BEGIN Source data
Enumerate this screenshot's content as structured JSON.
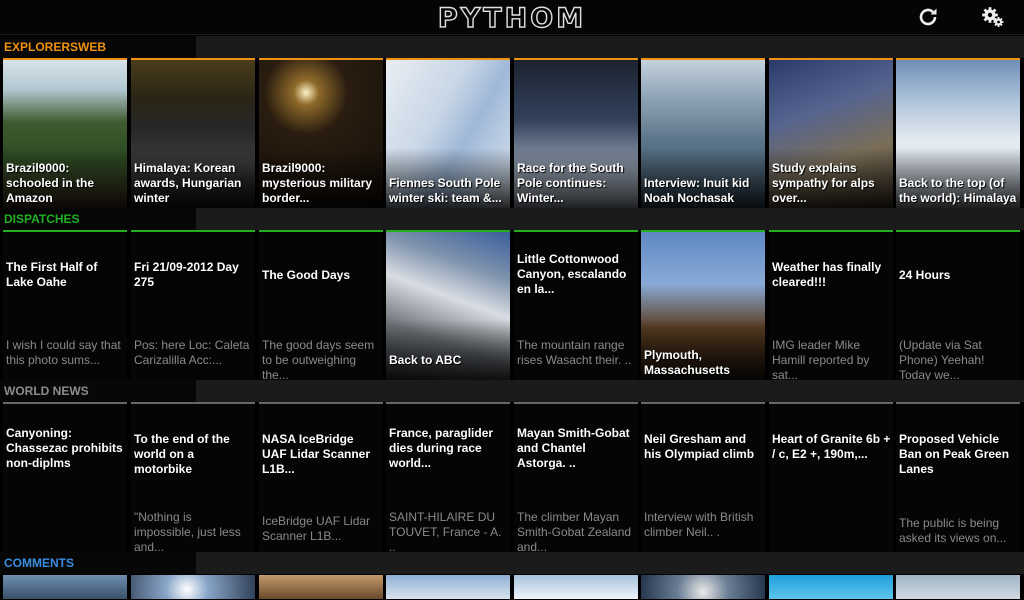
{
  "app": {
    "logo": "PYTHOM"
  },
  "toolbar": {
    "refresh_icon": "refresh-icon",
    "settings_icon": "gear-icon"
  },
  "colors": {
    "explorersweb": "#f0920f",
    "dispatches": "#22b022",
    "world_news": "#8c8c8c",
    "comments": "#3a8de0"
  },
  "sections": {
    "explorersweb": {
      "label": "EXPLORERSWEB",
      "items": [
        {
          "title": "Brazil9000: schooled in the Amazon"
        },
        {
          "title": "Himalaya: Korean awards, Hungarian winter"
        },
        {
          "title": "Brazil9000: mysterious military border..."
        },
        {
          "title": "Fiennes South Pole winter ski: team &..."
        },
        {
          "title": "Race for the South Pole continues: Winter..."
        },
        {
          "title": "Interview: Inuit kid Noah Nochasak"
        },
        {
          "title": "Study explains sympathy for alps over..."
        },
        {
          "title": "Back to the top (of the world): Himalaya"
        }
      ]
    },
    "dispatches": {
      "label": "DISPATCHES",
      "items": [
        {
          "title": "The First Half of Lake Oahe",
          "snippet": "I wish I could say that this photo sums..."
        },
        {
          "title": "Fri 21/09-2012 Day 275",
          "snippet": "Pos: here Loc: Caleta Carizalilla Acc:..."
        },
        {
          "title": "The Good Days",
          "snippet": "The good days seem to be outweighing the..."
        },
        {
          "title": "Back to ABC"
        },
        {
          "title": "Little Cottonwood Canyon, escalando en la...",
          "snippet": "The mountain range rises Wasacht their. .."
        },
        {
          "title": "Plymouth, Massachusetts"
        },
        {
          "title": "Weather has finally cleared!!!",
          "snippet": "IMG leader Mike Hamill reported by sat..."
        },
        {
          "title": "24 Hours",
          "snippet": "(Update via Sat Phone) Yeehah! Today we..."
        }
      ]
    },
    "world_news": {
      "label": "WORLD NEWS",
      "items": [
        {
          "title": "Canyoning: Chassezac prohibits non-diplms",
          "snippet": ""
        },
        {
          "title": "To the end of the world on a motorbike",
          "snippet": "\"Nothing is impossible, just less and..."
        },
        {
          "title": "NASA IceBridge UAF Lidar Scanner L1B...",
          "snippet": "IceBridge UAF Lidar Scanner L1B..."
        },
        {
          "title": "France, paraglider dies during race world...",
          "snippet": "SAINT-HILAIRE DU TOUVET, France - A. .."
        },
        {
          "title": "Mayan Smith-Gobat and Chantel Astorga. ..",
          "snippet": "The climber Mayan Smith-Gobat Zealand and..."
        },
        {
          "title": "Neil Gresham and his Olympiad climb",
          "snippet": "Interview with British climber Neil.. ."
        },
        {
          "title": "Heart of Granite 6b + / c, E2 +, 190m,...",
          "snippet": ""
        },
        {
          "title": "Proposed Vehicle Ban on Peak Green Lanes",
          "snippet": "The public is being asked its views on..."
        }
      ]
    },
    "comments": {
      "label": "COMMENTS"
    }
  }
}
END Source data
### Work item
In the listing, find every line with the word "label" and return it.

### Written answer
      "label": "EXPLORERSWEB",
      "label": "DISPATCHES",
      "label": "WORLD NEWS",
      "label": "COMMENTS"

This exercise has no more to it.